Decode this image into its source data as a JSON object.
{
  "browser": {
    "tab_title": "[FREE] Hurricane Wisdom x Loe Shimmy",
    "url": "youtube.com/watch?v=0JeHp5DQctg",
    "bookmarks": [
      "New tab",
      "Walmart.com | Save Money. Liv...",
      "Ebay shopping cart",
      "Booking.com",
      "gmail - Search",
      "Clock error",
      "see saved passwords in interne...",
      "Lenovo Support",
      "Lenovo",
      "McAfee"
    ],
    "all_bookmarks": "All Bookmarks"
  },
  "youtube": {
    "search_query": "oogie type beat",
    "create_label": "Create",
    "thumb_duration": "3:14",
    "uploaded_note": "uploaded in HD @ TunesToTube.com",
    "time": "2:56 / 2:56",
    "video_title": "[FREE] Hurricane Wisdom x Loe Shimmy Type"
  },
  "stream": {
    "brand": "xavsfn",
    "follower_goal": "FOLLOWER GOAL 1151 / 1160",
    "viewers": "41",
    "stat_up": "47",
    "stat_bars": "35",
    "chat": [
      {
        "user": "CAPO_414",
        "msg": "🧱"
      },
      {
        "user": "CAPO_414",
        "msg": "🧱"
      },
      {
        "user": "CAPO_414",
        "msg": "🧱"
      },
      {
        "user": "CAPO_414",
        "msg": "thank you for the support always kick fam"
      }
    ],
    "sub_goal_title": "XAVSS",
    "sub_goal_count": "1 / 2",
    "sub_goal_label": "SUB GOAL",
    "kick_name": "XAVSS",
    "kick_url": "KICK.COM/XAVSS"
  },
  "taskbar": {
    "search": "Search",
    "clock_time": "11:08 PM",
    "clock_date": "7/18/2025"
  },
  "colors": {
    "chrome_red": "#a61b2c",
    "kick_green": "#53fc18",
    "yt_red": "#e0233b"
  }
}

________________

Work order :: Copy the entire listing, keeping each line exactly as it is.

Output ::
Decode this image into its source data as a JSON object.
{
  "browser": {
    "tab_title": "[FREE] Hurricane Wisdom x Loe Shimmy",
    "url": "youtube.com/watch?v=0JeHp5DQctg",
    "bookmarks": [
      "New tab",
      "Walmart.com | Save Money. Liv...",
      "Ebay shopping cart",
      "Booking.com",
      "gmail - Search",
      "Clock error",
      "see saved passwords in interne...",
      "Lenovo Support",
      "Lenovo",
      "McAfee"
    ],
    "all_bookmarks": "All Bookmarks"
  },
  "youtube": {
    "search_query": "oogie type beat",
    "create_label": "Create",
    "thumb_duration": "3:14",
    "uploaded_note": "uploaded in HD @ TunesToTube.com",
    "time": "2:56 / 2:56",
    "video_title": "[FREE] Hurricane Wisdom x Loe Shimmy Type"
  },
  "stream": {
    "brand": "xavsfn",
    "follower_goal": "FOLLOWER GOAL 1151 / 1160",
    "viewers": "41",
    "stat_up": "47",
    "stat_bars": "35",
    "chat": [
      {
        "user": "CAPO_414",
        "msg": "🧱"
      },
      {
        "user": "CAPO_414",
        "msg": "🧱"
      },
      {
        "user": "CAPO_414",
        "msg": "🧱"
      },
      {
        "user": "CAPO_414",
        "msg": "thank you for the support always kick fam"
      }
    ],
    "sub_goal_title": "XAVSS",
    "sub_goal_count": "1 / 2",
    "sub_goal_label": "SUB GOAL",
    "kick_name": "XAVSS",
    "kick_url": "KICK.COM/XAVSS"
  },
  "taskbar": {
    "search": "Search",
    "clock_time": "11:08 PM",
    "clock_date": "7/18/2025"
  },
  "colors": {
    "chrome_red": "#a61b2c",
    "kick_green": "#53fc18",
    "yt_red": "#e0233b"
  }
}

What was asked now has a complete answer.